EXERCISE INSTRUCTIONS: From the listing, collect all lines containing the word "size".

MATERIAL TO PROCESS:
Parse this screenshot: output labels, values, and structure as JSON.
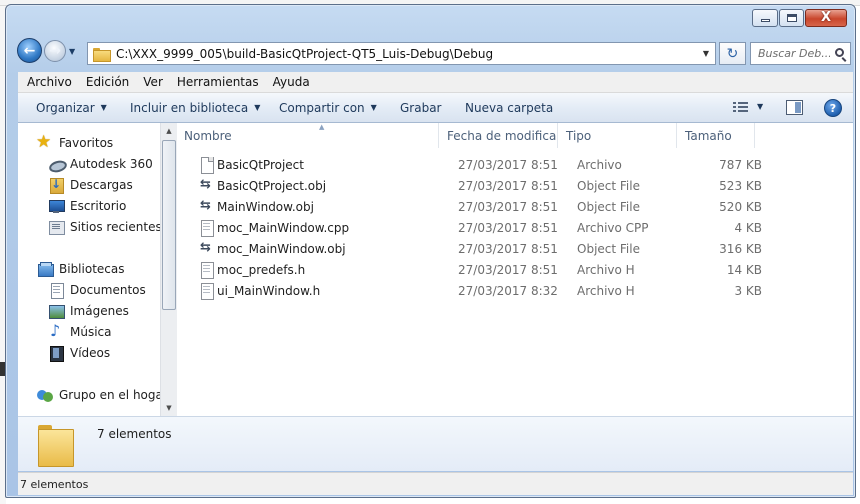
{
  "window": {
    "controls": {
      "minimize": "minimize",
      "maximize": "maximize",
      "close": "X"
    }
  },
  "address_bar": {
    "path": "C:\\XXX_9999_005\\build-BasicQtProject-QT5_Luis-Debug\\Debug"
  },
  "search": {
    "placeholder": "Buscar Deb..."
  },
  "menu": [
    "Archivo",
    "Edición",
    "Ver",
    "Herramientas",
    "Ayuda"
  ],
  "toolbar": {
    "organizar": "Organizar",
    "incluir": "Incluir en biblioteca",
    "compartir": "Compartir con",
    "grabar": "Grabar",
    "nueva_carpeta": "Nueva carpeta"
  },
  "nav_pane": {
    "favorites_header": "Favoritos",
    "favorites": [
      "Autodesk 360",
      "Descargas",
      "Escritorio",
      "Sitios recientes"
    ],
    "libraries_header": "Bibliotecas",
    "libraries": [
      "Documentos",
      "Imágenes",
      "Música",
      "Vídeos"
    ],
    "homegroup": "Grupo en el hogar"
  },
  "columns": {
    "name": "Nombre",
    "date": "Fecha de modifica...",
    "type": "Tipo",
    "size": "Tamaño"
  },
  "files": [
    {
      "name": "BasicQtProject",
      "date": "27/03/2017 8:51",
      "type": "Archivo",
      "size": "787 KB",
      "icon": "file-icon"
    },
    {
      "name": "BasicQtProject.obj",
      "date": "27/03/2017 8:51",
      "type": "Object File",
      "size": "523 KB",
      "icon": "object-file-icon"
    },
    {
      "name": "MainWindow.obj",
      "date": "27/03/2017 8:51",
      "type": "Object File",
      "size": "520 KB",
      "icon": "object-file-icon"
    },
    {
      "name": "moc_MainWindow.cpp",
      "date": "27/03/2017 8:51",
      "type": "Archivo CPP",
      "size": "4 KB",
      "icon": "text-file-icon"
    },
    {
      "name": "moc_MainWindow.obj",
      "date": "27/03/2017 8:51",
      "type": "Object File",
      "size": "316 KB",
      "icon": "object-file-icon"
    },
    {
      "name": "moc_predefs.h",
      "date": "27/03/2017 8:51",
      "type": "Archivo H",
      "size": "14 KB",
      "icon": "text-file-icon"
    },
    {
      "name": "ui_MainWindow.h",
      "date": "27/03/2017 8:32",
      "type": "Archivo H",
      "size": "3 KB",
      "icon": "text-file-icon"
    }
  ],
  "details_pane": {
    "count_text": "7 elementos"
  },
  "status_bar": {
    "count_text": "7 elementos"
  },
  "colors": {
    "frame": "#b4cde9",
    "command_bar": "#e4ecf6",
    "header_text": "#4c607a",
    "secondary_text": "#6d6d6d"
  }
}
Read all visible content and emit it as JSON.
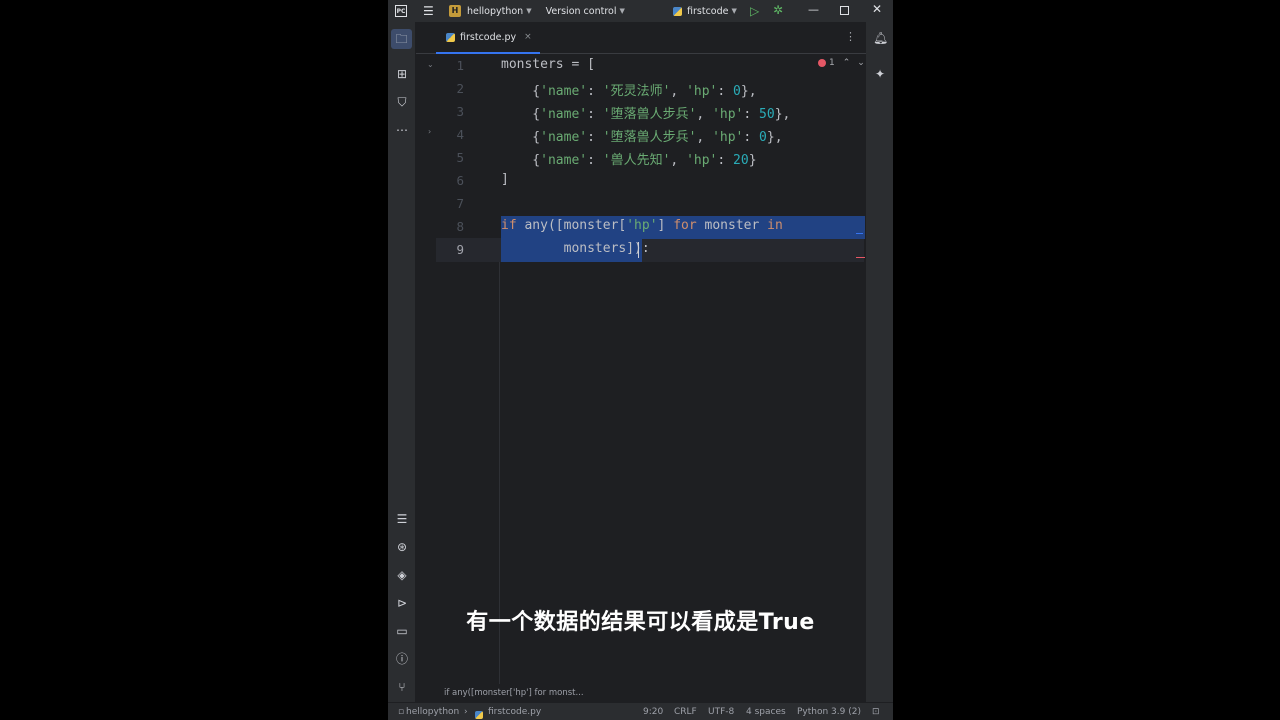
{
  "titlebar": {
    "project_badge": "H",
    "project_name": "hellopython",
    "version_control": "Version control",
    "run_config": "firstcode"
  },
  "tab": {
    "filename": "firstcode.py",
    "close": "×"
  },
  "problems": {
    "count": "1"
  },
  "editor": {
    "line_numbers": [
      "1",
      "2",
      "3",
      "4",
      "5",
      "6",
      "7",
      "8",
      "9"
    ],
    "lines": [
      "monsters = [",
      "    {'name': '死灵法师', 'hp': 0},",
      "    {'name': '堕落兽人步兵', 'hp': 50},",
      "    {'name': '堕落兽人步兵', 'hp': 0},",
      "    {'name': '兽人先知', 'hp': 20}",
      "]",
      "",
      "if any([monster['hp'] for monster in",
      "        monsters]):"
    ]
  },
  "breadcrumb": "if any([monster['hp'] for monst...",
  "statusbar": {
    "project": "hellopython",
    "file": "firstcode.py",
    "position": "9:20",
    "line_sep": "CRLF",
    "encoding": "UTF-8",
    "indent": "4 spaces",
    "interpreter": "Python 3.9 (2)"
  },
  "subtitle": "有一个数据的结果可以看成是True",
  "colors": {
    "accent": "#3574f0",
    "selection": "#214283",
    "string": "#6aab73",
    "number": "#2aacb8",
    "keyword": "#cf8e6d"
  }
}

RESULT OF THIS EXERCISE:
    "size": "Tamaño"
      "size": "787 KB",
      "size": "523 KB",
      "size": "520 KB",
      "size": "4 KB",
      "size": "316 KB",
      "size": "14 KB",
      "size": "3 KB",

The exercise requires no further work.